On sabbatical this semester, Lem is working on a book tentatively titled, Silver Seekers: Finding Meaning in the Stories of Later Life. An increasingly popular topic today, with the aging of “baby boomers,” is the shifting demographic resulting in a burgeoning population of seniors. (In the U.S., 10,000 people reach age 65 every day and by 2030, 20% of the population will be over 65.)
Lem’s perspective is that “aging is complex, individualistic, and, at times, terrifying, yet important to study as richly and deeply as possible to capture its nuances and better inform everyone on what may await them.” Her research includes literature and films along with the latest medical research and geriatric studies, as well as professional writers (artistic renderings). She also developed a 25-question survey to include the voices of everyday seniors on a variety of topics—health, losses, housing, money, etc.—to hear how their stories may capture some of the same thinking and issues presented in the cultural texts and where there might be divergences.
The online survey is available at: https://uwex.co1.qualtrics.com/jfe/form/SV_1B9JFcdpr2zS5oN and Lem welcomes additional participation by anyone over age 65.
The survey results as well as interviews will supplement the other sources with the idea to “learn not just from books and film but also from individuals who have direct experience that augments the creative and scholarly sources.” For example, Lem points out that in the chapter relating to work, her surveys reveal “a split on whether retirement is a fulfilling and enjoyable “freedom” from the daily grind or a meaningless time of increasing invisibility.” According to Lem, “both themes are present in a series of films that will be analyzed, like The Intern with Robert DeNiro, along with the reality brought up from the surveys and in other sources about the fear of running out of money. By bringing in the responses of regular people (not just professional writers, artists, or theorists), my research will not just be an abstract intellectualization of the topic, but instead, carry more authenticity and veracity by bringing so many different voices ‘to the table’.”

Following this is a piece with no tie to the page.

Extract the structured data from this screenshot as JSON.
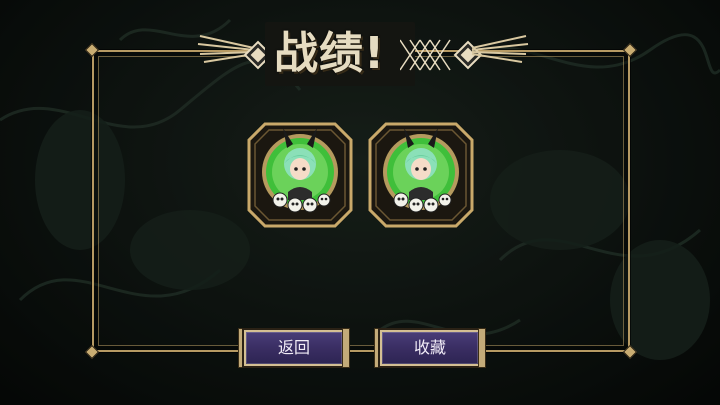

This lecture sponsored by UW-Waukesha Lecture & Fine Arts Series.